• _What needs to be done_
The whole listing should be written out again exactly.

• _Source information_
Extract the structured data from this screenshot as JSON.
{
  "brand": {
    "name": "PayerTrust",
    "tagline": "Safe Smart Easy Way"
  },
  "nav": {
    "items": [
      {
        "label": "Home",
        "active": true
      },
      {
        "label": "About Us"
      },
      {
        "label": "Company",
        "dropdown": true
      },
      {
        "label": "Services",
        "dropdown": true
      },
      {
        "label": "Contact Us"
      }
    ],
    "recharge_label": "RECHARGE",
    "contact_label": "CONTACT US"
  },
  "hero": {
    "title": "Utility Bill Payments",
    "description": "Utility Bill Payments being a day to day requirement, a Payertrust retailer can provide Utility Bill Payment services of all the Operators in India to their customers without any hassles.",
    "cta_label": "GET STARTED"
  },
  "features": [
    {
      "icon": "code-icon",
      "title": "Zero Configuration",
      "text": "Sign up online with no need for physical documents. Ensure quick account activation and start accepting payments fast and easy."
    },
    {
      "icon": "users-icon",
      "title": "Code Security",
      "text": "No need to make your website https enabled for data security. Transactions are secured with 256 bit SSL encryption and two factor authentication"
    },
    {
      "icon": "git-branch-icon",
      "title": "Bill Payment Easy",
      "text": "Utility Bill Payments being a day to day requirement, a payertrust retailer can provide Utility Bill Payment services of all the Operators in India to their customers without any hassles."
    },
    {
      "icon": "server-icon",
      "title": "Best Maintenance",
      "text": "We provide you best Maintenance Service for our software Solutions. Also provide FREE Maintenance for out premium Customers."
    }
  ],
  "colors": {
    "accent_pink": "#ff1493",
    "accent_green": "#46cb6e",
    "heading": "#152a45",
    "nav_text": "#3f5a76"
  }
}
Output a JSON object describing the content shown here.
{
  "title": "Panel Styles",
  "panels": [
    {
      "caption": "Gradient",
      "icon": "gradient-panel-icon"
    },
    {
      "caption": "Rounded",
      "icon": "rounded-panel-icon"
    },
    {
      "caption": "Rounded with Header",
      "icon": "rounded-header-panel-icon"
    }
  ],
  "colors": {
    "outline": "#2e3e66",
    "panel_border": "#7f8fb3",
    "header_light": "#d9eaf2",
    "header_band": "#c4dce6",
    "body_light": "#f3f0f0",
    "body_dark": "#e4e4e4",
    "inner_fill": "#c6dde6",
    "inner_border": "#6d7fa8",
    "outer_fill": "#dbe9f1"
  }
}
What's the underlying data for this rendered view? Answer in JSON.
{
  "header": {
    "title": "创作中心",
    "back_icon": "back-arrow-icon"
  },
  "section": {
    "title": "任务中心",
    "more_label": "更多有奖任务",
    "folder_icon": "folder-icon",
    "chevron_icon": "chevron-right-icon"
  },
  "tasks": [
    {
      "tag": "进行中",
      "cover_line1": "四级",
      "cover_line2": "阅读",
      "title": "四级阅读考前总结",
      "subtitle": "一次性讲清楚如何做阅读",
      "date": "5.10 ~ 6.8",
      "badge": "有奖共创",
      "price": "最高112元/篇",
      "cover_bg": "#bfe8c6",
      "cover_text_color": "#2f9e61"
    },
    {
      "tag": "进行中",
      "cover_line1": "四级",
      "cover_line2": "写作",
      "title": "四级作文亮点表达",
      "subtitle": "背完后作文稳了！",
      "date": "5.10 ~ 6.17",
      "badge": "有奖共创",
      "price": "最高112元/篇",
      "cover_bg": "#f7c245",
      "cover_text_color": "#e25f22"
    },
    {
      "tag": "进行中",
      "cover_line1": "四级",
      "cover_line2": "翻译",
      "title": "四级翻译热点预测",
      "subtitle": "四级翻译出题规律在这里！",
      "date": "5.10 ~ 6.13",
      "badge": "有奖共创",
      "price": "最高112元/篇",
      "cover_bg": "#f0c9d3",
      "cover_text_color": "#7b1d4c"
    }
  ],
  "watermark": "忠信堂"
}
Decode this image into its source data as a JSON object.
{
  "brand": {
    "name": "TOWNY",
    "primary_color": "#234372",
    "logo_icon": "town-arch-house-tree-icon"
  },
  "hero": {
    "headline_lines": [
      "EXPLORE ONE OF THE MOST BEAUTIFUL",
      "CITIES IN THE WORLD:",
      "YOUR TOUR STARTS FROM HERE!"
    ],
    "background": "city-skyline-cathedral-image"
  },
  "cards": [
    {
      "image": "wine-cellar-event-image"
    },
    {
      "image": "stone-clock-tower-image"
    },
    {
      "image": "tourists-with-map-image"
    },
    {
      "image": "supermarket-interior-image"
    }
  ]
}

• _Answer to this task_
Extract the structured data from this screenshot as JSON.
{
  "brand": {
    "name": "PayerTrust",
    "tagline": "Safe Smart Easy Way"
  },
  "nav": {
    "items": [
      {
        "label": "Home",
        "active": true
      },
      {
        "label": "About Us"
      },
      {
        "label": "Company",
        "dropdown": true
      },
      {
        "label": "Services",
        "dropdown": true
      },
      {
        "label": "Contact Us"
      }
    ],
    "recharge_label": "RECHARGE",
    "contact_label": "CONTACT US"
  },
  "hero": {
    "title": "Utility Bill Payments",
    "description": "Utility Bill Payments being a day to day requirement, a Payertrust retailer can provide Utility Bill Payment services of all the Operators in India to their customers without any hassles.",
    "cta_label": "GET STARTED"
  },
  "features": [
    {
      "icon": "code-icon",
      "title": "Zero Configuration",
      "text": "Sign up online with no need for physical documents. Ensure quick account activation and start accepting payments fast and easy."
    },
    {
      "icon": "users-icon",
      "title": "Code Security",
      "text": "No need to make your website https enabled for data security. Transactions are secured with 256 bit SSL encryption and two factor authentication"
    },
    {
      "icon": "git-branch-icon",
      "title": "Bill Payment Easy",
      "text": "Utility Bill Payments being a day to day requirement, a payertrust retailer can provide Utility Bill Payment services of all the Operators in India to their customers without any hassles."
    },
    {
      "icon": "server-icon",
      "title": "Best Maintenance",
      "text": "We provide you best Maintenance Service for our software Solutions. Also provide FREE Maintenance for out premium Customers."
    }
  ],
  "colors": {
    "accent_pink": "#ff1493",
    "accent_green": "#46cb6e",
    "heading": "#152a45",
    "nav_text": "#3f5a76"
  }
}
Output a JSON object describing the content shown here.
{
  "title": "Panel Styles",
  "panels": [
    {
      "caption": "Gradient",
      "icon": "gradient-panel-icon"
    },
    {
      "caption": "Rounded",
      "icon": "rounded-panel-icon"
    },
    {
      "caption": "Rounded with Header",
      "icon": "rounded-header-panel-icon"
    }
  ],
  "colors": {
    "outline": "#2e3e66",
    "panel_border": "#7f8fb3",
    "header_light": "#d9eaf2",
    "header_band": "#c4dce6",
    "body_light": "#f3f0f0",
    "body_dark": "#e4e4e4",
    "inner_fill": "#c6dde6",
    "inner_border": "#6d7fa8",
    "outer_fill": "#dbe9f1"
  }
}
What's the underlying data for this rendered view? Answer in JSON.
{
  "header": {
    "title": "创作中心",
    "back_icon": "back-arrow-icon"
  },
  "section": {
    "title": "任务中心",
    "more_label": "更多有奖任务",
    "folder_icon": "folder-icon",
    "chevron_icon": "chevron-right-icon"
  },
  "tasks": [
    {
      "tag": "进行中",
      "cover_line1": "四级",
      "cover_line2": "阅读",
      "title": "四级阅读考前总结",
      "subtitle": "一次性讲清楚如何做阅读",
      "date": "5.10 ~ 6.8",
      "badge": "有奖共创",
      "price": "最高112元/篇",
      "cover_bg": "#bfe8c6",
      "cover_text_color": "#2f9e61"
    },
    {
      "tag": "进行中",
      "cover_line1": "四级",
      "cover_line2": "写作",
      "title": "四级作文亮点表达",
      "subtitle": "背完后作文稳了！",
      "date": "5.10 ~ 6.17",
      "badge": "有奖共创",
      "price": "最高112元/篇",
      "cover_bg": "#f7c245",
      "cover_text_color": "#e25f22"
    },
    {
      "tag": "进行中",
      "cover_line1": "四级",
      "cover_line2": "翻译",
      "title": "四级翻译热点预测",
      "subtitle": "四级翻译出题规律在这里！",
      "date": "5.10 ~ 6.13",
      "badge": "有奖共创",
      "price": "最高112元/篇",
      "cover_bg": "#f0c9d3",
      "cover_text_color": "#7b1d4c"
    }
  ],
  "watermark": "忠信堂"
}
Decode this image into its source data as a JSON object.
{
  "brand": {
    "name": "TOWNY",
    "primary_color": "#234372",
    "logo_icon": "town-arch-house-tree-icon"
  },
  "hero": {
    "headline_lines": [
      "EXPLORE ONE OF THE MOST BEAUTIFUL",
      "CITIES IN THE WORLD:",
      "YOUR TOUR STARTS FROM HERE!"
    ],
    "background": "city-skyline-cathedral-image"
  },
  "cards": [
    {
      "image": "wine-cellar-event-image"
    },
    {
      "image": "stone-clock-tower-image"
    },
    {
      "image": "tourists-with-map-image"
    },
    {
      "image": "supermarket-interior-image"
    }
  ]
}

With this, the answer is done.